▶ _EXERCISE PROMPT_
Your reply should be the complete data, reproduced exactly.
**** THE DATA ****
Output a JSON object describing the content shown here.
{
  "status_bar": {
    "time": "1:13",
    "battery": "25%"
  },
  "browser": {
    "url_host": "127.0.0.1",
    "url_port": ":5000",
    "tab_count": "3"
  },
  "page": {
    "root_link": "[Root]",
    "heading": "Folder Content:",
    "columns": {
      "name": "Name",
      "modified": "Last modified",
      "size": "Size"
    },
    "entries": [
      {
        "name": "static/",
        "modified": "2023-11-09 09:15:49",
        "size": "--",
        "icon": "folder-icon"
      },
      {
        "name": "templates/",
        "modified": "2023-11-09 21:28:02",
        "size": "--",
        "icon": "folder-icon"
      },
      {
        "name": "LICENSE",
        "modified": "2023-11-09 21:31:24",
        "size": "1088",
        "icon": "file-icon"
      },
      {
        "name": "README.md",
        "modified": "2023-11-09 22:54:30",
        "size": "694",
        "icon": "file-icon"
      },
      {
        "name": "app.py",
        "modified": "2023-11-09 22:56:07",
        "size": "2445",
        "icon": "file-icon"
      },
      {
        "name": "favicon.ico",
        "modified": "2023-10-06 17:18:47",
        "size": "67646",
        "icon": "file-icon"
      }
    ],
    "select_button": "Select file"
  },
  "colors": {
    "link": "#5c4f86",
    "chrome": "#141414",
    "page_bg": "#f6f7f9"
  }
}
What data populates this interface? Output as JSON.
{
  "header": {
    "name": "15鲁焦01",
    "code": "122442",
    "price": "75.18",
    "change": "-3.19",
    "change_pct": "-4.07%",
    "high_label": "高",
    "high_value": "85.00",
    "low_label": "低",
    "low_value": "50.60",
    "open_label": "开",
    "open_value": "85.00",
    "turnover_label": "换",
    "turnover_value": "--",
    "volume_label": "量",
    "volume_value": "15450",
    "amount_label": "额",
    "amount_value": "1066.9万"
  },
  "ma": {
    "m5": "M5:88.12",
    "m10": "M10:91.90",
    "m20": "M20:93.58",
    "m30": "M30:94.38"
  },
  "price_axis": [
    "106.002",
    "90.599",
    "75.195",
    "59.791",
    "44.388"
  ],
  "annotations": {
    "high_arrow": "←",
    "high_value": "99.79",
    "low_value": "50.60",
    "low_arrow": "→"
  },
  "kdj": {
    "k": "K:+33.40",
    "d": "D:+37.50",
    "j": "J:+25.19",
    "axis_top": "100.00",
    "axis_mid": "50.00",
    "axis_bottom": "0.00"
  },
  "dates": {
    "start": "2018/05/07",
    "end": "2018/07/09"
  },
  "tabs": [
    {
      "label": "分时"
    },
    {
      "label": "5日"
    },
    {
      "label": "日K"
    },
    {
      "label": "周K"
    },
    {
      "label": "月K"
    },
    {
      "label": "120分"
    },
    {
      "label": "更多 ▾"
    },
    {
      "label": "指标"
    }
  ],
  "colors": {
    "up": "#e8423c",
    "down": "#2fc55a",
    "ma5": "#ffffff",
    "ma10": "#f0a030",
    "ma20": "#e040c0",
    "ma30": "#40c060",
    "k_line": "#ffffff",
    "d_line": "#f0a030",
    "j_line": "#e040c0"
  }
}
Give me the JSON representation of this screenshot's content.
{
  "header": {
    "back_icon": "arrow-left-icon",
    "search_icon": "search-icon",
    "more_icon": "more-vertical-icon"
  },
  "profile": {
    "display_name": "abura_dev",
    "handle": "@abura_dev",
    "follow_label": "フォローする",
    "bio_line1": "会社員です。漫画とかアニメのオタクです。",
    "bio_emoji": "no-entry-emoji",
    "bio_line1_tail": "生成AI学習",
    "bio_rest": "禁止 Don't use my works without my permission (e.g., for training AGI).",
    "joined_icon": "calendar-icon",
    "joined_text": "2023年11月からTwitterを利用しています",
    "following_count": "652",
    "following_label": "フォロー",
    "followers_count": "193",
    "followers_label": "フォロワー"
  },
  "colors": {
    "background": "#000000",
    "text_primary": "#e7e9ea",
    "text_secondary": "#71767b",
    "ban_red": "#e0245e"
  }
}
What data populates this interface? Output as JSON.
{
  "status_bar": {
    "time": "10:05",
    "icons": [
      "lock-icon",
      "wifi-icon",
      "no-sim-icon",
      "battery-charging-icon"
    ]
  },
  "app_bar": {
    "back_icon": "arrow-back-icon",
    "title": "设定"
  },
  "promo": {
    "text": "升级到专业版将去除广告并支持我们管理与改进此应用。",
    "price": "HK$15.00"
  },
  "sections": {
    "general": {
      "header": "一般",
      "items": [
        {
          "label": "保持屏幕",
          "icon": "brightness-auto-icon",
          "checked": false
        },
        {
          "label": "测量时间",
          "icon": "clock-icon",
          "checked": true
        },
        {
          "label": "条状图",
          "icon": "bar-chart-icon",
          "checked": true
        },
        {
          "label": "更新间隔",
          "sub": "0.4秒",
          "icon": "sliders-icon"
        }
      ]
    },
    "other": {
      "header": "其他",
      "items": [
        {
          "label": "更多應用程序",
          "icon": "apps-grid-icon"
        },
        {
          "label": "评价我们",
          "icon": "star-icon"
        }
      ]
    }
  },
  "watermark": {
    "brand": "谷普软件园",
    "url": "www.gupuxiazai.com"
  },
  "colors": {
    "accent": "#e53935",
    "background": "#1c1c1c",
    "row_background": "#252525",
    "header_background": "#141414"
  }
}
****
▶ _YOUR SOLUTION_
Output a JSON object describing the content shown here.
{
  "status_bar": {
    "time": "1:13",
    "battery": "25%"
  },
  "browser": {
    "url_host": "127.0.0.1",
    "url_port": ":5000",
    "tab_count": "3"
  },
  "page": {
    "root_link": "[Root]",
    "heading": "Folder Content:",
    "columns": {
      "name": "Name",
      "modified": "Last modified",
      "size": "Size"
    },
    "entries": [
      {
        "name": "static/",
        "modified": "2023-11-09 09:15:49",
        "size": "--",
        "icon": "folder-icon"
      },
      {
        "name": "templates/",
        "modified": "2023-11-09 21:28:02",
        "size": "--",
        "icon": "folder-icon"
      },
      {
        "name": "LICENSE",
        "modified": "2023-11-09 21:31:24",
        "size": "1088",
        "icon": "file-icon"
      },
      {
        "name": "README.md",
        "modified": "2023-11-09 22:54:30",
        "size": "694",
        "icon": "file-icon"
      },
      {
        "name": "app.py",
        "modified": "2023-11-09 22:56:07",
        "size": "2445",
        "icon": "file-icon"
      },
      {
        "name": "favicon.ico",
        "modified": "2023-10-06 17:18:47",
        "size": "67646",
        "icon": "file-icon"
      }
    ],
    "select_button": "Select file"
  },
  "colors": {
    "link": "#5c4f86",
    "chrome": "#141414",
    "page_bg": "#f6f7f9"
  }
}
What data populates this interface? Output as JSON.
{
  "header": {
    "name": "15鲁焦01",
    "code": "122442",
    "price": "75.18",
    "change": "-3.19",
    "change_pct": "-4.07%",
    "high_label": "高",
    "high_value": "85.00",
    "low_label": "低",
    "low_value": "50.60",
    "open_label": "开",
    "open_value": "85.00",
    "turnover_label": "换",
    "turnover_value": "--",
    "volume_label": "量",
    "volume_value": "15450",
    "amount_label": "额",
    "amount_value": "1066.9万"
  },
  "ma": {
    "m5": "M5:88.12",
    "m10": "M10:91.90",
    "m20": "M20:93.58",
    "m30": "M30:94.38"
  },
  "price_axis": [
    "106.002",
    "90.599",
    "75.195",
    "59.791",
    "44.388"
  ],
  "annotations": {
    "high_arrow": "←",
    "high_value": "99.79",
    "low_value": "50.60",
    "low_arrow": "→"
  },
  "kdj": {
    "k": "K:+33.40",
    "d": "D:+37.50",
    "j": "J:+25.19",
    "axis_top": "100.00",
    "axis_mid": "50.00",
    "axis_bottom": "0.00"
  },
  "dates": {
    "start": "2018/05/07",
    "end": "2018/07/09"
  },
  "tabs": [
    {
      "label": "分时"
    },
    {
      "label": "5日"
    },
    {
      "label": "日K"
    },
    {
      "label": "周K"
    },
    {
      "label": "月K"
    },
    {
      "label": "120分"
    },
    {
      "label": "更多 ▾"
    },
    {
      "label": "指标"
    }
  ],
  "colors": {
    "up": "#e8423c",
    "down": "#2fc55a",
    "ma5": "#ffffff",
    "ma10": "#f0a030",
    "ma20": "#e040c0",
    "ma30": "#40c060",
    "k_line": "#ffffff",
    "d_line": "#f0a030",
    "j_line": "#e040c0"
  }
}
Give me the JSON representation of this screenshot's content.
{
  "header": {
    "back_icon": "arrow-left-icon",
    "search_icon": "search-icon",
    "more_icon": "more-vertical-icon"
  },
  "profile": {
    "display_name": "abura_dev",
    "handle": "@abura_dev",
    "follow_label": "フォローする",
    "bio_line1": "会社員です。漫画とかアニメのオタクです。",
    "bio_emoji": "no-entry-emoji",
    "bio_line1_tail": "生成AI学習",
    "bio_rest": "禁止 Don't use my works without my permission (e.g., for training AGI).",
    "joined_icon": "calendar-icon",
    "joined_text": "2023年11月からTwitterを利用しています",
    "following_count": "652",
    "following_label": "フォロー",
    "followers_count": "193",
    "followers_label": "フォロワー"
  },
  "colors": {
    "background": "#000000",
    "text_primary": "#e7e9ea",
    "text_secondary": "#71767b",
    "ban_red": "#e0245e"
  }
}
What data populates this interface? Output as JSON.
{
  "status_bar": {
    "time": "10:05",
    "icons": [
      "lock-icon",
      "wifi-icon",
      "no-sim-icon",
      "battery-charging-icon"
    ]
  },
  "app_bar": {
    "back_icon": "arrow-back-icon",
    "title": "设定"
  },
  "promo": {
    "text": "升级到专业版将去除广告并支持我们管理与改进此应用。",
    "price": "HK$15.00"
  },
  "sections": {
    "general": {
      "header": "一般",
      "items": [
        {
          "label": "保持屏幕",
          "icon": "brightness-auto-icon",
          "checked": false
        },
        {
          "label": "测量时间",
          "icon": "clock-icon",
          "checked": true
        },
        {
          "label": "条状图",
          "icon": "bar-chart-icon",
          "checked": true
        },
        {
          "label": "更新间隔",
          "sub": "0.4秒",
          "icon": "sliders-icon"
        }
      ]
    },
    "other": {
      "header": "其他",
      "items": [
        {
          "label": "更多應用程序",
          "icon": "apps-grid-icon"
        },
        {
          "label": "评价我们",
          "icon": "star-icon"
        }
      ]
    }
  },
  "watermark": {
    "brand": "谷普软件园",
    "url": "www.gupuxiazai.com"
  },
  "colors": {
    "accent": "#e53935",
    "background": "#1c1c1c",
    "row_background": "#252525",
    "header_background": "#141414"
  }
}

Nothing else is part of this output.